May 11, 2015
Area(s) of Interest: Advocacy
CMA Capitol Insight is a biweekly column by veteran journalist Anthony York, reporting on the inner workings of the state Legislature.
Ballot measures and budgets
The fight for 2016 is officially underway, as initiative proponents begin to file their ballot proposals with the attorney general’s office. Among the major policy proposals beginning the process is a new tobacco tax backed by health care providers to help ensure network adequacy for California’s poor.
The new Save Lives California Coalition, which includes the American Heart and Lung Associations, as well as the California Medical Association (CMA) and the Service Employees International Union (SEIU) of California, filed two proposals with the attorney general’s office, and will decide which alternative to put on the ballot later this year.
The initiatives would raise the tobacco tax by $2 per pack, and earmark much of the $1.5 billion raised to increase Medi-Cal provider rates.
While California’s budget is booming, with billions in surplus revenues expected when the governor unveils his budget revision next week, state budget formulas direct nearly all of that money to schools or the state’s new rainy day fund. Meanwhile, Gov. Jerry Brown remains opposed to increasing Medi-Cal reimbursement rates, despite wide bipartisan support for those efforts.
The budget reveals one thing: the wealthy in California are doing excessively well. But that is simply not the case for too many California residents. A new study from the University of California shows the number of people making less than $13 per hour has increased. These low-wage workers now comprise one-third of our state’s workers.
Meanwhile, wages for those at the top are increasing, while real wages for those in the bottom 60 percent have fallen over the last two decades.
So how does this tie into the tobacco tax?
The Affordable Care Act promised an expansion of health care coverage to millions of people around the country who were previously unable to obtain coverage. The main driver of that expansion in California has been the Medi-Cal program.
But with some of the lowest state reimbursement rates for Medicaid providers in the nation, fewer doctors are able to see new Medi-Cal patients.

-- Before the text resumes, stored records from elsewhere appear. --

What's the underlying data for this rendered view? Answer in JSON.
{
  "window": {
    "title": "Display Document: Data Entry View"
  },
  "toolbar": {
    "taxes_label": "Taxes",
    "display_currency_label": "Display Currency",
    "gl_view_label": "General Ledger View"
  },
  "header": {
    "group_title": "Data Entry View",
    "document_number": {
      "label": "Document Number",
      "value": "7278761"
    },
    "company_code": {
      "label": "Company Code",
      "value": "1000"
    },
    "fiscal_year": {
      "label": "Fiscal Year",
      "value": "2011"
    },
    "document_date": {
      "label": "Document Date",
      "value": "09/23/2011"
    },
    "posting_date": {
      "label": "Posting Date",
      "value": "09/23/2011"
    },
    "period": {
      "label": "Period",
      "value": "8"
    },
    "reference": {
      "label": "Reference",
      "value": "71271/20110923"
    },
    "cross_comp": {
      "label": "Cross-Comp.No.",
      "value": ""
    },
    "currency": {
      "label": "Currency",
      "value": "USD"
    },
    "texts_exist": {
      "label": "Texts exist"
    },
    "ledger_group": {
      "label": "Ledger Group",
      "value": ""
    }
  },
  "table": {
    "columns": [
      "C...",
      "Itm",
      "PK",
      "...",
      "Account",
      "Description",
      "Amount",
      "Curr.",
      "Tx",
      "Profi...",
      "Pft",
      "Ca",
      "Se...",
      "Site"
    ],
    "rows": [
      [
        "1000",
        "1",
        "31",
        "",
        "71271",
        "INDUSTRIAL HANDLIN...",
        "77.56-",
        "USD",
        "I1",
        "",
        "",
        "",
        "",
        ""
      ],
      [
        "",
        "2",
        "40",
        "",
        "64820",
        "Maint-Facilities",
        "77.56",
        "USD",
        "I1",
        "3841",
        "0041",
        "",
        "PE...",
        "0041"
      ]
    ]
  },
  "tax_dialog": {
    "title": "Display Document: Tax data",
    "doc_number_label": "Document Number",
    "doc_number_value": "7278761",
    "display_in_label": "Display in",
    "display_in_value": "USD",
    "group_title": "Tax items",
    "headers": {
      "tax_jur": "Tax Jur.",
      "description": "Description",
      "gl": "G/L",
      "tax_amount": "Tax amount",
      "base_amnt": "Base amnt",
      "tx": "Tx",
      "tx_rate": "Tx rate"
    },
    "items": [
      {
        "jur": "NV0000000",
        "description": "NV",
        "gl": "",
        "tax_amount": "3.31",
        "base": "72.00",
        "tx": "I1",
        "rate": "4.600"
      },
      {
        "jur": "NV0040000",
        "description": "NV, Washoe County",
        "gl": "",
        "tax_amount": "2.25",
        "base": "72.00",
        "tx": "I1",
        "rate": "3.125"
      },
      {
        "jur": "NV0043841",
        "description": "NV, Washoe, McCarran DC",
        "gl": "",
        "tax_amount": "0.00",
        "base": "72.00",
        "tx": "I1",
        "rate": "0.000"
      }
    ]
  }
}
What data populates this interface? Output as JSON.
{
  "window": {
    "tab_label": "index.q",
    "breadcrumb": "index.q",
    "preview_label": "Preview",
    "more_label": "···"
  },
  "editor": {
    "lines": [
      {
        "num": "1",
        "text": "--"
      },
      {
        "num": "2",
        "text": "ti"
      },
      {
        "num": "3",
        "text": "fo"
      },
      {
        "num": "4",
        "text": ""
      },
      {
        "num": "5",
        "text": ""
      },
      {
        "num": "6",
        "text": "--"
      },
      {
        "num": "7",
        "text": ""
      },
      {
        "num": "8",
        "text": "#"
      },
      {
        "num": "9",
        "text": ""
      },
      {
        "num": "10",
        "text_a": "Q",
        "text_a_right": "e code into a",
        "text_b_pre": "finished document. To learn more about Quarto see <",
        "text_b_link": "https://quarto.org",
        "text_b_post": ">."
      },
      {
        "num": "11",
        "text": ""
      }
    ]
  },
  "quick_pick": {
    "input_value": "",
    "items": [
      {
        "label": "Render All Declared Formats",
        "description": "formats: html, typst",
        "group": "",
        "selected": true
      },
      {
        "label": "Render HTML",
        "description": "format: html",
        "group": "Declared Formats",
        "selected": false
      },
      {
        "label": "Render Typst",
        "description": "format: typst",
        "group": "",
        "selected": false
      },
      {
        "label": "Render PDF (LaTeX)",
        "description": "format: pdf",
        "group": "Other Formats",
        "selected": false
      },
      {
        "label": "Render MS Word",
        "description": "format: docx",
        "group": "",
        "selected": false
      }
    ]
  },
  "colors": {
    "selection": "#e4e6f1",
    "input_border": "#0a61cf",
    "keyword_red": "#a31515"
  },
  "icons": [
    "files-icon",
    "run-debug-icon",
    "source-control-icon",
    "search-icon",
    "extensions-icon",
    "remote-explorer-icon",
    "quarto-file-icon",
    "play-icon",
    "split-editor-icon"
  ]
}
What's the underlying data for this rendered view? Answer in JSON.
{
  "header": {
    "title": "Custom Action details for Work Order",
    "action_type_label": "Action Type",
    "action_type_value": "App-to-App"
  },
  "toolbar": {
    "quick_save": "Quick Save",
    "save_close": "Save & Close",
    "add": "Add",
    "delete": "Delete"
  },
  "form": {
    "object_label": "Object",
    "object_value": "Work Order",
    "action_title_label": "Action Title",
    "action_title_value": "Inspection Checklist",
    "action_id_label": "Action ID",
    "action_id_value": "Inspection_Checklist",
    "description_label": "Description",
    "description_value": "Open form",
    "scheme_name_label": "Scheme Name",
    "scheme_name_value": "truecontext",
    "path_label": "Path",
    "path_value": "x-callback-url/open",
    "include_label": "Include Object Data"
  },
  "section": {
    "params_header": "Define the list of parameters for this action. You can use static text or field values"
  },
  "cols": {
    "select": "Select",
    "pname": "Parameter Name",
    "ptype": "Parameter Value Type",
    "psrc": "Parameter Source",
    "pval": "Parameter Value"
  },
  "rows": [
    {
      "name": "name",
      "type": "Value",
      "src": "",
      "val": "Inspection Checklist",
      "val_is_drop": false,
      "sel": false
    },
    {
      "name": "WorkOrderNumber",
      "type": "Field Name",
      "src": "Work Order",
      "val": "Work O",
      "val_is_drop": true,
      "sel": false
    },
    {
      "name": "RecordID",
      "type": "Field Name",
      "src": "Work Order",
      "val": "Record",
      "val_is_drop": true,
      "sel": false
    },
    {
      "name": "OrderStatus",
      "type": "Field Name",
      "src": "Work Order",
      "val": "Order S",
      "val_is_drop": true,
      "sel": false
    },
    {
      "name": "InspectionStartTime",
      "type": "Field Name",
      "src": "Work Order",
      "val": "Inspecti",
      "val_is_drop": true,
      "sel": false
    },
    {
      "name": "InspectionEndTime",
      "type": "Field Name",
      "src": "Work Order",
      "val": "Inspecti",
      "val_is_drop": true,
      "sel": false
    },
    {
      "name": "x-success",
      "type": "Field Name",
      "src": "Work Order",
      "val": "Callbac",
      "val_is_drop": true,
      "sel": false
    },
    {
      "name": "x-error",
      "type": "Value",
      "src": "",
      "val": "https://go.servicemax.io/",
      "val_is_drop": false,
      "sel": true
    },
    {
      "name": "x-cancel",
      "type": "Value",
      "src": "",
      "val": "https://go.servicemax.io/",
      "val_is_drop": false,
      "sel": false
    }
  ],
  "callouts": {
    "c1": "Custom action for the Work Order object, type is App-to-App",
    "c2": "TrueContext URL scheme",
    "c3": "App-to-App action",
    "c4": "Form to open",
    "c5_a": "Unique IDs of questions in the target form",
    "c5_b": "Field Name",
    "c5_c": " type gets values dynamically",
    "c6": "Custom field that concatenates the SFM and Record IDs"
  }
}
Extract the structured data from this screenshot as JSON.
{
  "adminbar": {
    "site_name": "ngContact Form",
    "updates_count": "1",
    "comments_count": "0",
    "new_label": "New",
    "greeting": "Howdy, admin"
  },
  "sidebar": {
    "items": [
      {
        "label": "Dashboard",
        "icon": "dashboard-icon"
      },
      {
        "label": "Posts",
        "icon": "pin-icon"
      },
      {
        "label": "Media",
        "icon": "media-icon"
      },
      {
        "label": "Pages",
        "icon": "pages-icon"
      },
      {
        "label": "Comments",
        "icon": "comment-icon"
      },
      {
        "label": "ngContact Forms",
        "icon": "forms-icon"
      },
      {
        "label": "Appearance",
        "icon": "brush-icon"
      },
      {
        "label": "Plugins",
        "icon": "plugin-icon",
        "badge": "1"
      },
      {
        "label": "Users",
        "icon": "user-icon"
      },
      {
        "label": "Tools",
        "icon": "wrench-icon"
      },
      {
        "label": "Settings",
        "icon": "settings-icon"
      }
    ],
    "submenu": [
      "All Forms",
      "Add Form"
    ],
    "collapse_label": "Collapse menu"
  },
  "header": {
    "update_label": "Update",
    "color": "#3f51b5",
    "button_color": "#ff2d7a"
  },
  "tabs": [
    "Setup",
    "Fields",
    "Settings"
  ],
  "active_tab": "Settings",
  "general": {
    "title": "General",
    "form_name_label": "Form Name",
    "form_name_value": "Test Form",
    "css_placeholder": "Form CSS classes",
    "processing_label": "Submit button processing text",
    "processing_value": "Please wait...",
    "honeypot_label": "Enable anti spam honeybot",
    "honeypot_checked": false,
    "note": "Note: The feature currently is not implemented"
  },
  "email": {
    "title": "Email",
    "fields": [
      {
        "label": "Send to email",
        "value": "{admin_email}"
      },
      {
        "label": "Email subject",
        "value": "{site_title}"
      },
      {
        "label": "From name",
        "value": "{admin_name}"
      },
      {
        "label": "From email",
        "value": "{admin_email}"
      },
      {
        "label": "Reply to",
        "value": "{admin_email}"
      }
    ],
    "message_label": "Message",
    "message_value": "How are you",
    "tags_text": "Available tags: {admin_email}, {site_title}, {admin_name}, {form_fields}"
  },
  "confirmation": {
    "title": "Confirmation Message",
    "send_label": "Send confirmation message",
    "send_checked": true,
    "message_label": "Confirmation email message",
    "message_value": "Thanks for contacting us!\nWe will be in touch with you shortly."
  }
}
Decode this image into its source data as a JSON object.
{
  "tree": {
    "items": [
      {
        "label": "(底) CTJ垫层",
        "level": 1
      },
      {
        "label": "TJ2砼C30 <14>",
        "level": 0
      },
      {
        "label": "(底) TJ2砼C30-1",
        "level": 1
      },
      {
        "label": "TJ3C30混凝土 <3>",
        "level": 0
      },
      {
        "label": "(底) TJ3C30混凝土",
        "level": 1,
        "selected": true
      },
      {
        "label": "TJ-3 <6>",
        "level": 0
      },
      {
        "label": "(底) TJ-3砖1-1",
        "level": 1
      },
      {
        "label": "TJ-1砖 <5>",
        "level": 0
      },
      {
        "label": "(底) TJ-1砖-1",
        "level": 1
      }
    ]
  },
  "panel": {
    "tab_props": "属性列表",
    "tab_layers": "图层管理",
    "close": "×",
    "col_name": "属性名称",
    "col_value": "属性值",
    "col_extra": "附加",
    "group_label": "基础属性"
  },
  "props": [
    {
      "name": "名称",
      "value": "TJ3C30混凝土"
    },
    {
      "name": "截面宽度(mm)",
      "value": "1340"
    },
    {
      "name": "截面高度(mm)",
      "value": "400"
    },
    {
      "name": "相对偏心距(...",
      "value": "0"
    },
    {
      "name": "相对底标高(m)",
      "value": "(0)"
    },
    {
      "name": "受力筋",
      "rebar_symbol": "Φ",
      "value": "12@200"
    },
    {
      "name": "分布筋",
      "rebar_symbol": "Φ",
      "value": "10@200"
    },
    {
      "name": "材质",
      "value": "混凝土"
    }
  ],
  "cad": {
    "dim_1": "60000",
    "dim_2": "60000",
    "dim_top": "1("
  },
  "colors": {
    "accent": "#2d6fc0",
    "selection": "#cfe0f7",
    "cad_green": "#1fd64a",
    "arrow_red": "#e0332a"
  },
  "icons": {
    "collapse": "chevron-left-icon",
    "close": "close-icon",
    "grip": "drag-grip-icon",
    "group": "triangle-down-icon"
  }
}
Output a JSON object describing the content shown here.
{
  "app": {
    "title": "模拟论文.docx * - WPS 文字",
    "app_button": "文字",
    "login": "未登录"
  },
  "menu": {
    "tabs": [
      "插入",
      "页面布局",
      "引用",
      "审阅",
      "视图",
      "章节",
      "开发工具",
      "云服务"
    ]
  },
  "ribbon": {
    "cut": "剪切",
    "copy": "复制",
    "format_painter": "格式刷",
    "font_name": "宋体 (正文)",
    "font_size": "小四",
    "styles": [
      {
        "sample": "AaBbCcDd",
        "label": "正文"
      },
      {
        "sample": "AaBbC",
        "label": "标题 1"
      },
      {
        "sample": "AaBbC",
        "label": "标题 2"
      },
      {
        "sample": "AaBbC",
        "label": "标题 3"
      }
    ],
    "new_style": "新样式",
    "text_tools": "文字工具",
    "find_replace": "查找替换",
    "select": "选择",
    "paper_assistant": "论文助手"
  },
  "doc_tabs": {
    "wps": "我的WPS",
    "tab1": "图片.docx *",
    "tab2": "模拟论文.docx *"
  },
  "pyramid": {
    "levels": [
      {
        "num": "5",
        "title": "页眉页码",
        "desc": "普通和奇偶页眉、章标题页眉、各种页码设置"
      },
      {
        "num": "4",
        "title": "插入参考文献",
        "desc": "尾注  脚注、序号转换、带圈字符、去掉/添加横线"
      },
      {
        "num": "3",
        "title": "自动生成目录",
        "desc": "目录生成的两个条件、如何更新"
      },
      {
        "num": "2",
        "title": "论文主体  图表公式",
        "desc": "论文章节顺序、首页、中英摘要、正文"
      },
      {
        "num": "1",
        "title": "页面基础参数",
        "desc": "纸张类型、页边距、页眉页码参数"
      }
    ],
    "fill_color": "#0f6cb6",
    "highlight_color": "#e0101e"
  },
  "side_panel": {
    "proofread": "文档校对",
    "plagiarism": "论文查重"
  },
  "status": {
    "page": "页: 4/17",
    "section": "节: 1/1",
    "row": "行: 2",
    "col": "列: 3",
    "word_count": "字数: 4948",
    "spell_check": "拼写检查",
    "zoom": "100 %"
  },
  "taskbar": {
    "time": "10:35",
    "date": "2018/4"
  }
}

So while people are accessing health insurance for the first time, they are finding it nearly impossible to actually get in to see a doctor and get the quality care they need.
That is the promise of the new initiative effort – to find another way to help increase the provider network to ensure a properly working safety net for Californians who continue to struggle, even as the richest in the state enjoy record wealth.
The discussion of taxes also heated up this week, as a new progressive coalition announced an effort to change Proposition 13. The proposal would increase the frequency at which commercial property taxes are assessed. An estimate from the University of Southern California estimates that the plan could generate $9 billion in new property tax revenues.
Other efforts underway include a proposal to extend the upper income taxes of Proposition 30, which begin to roll off the books in 2018. Gov. Brown has said he is opposed to any extension of the taxes he promised would be temporary when he sold them to voters in 2012.
Sen. Robert Hertzberg has another proposal that would lower income taxes, but extend sales taxes to a number of services currently excluded from tax. The proposal is still being crafted, but has raised early concerns from some on the right and the left.
The tax talk will heat up later this year. For now, the focus in the Capitol is on the budget, as Gov. Brown prepares to unveil his new May Revision. With strong Democratic majorities in the Legislature, and revenues pouring in, it is not expected to be a contentious negotiation. But it will be the first for this new set of legislative leaders, with two new faces in the mix – Senate Leader Kevin de Leon and Assembly Republican Leader Kristin Olsen.
It will also be the first test of the state’s new rainy day fund, Proposition 2, which was passed by voters last fall. With the constitutional guarantees to schools and the new reserve fund, there is wide speculation that there will be little left over to fund social service programs championed by Democrats.
While it won’t echo the epic budget battles of years past, there are sure to be some skirmishes, between the houses and within the Democratic leadership in Sacramento, about how best to spend the budget windfall we are all expecting later this week.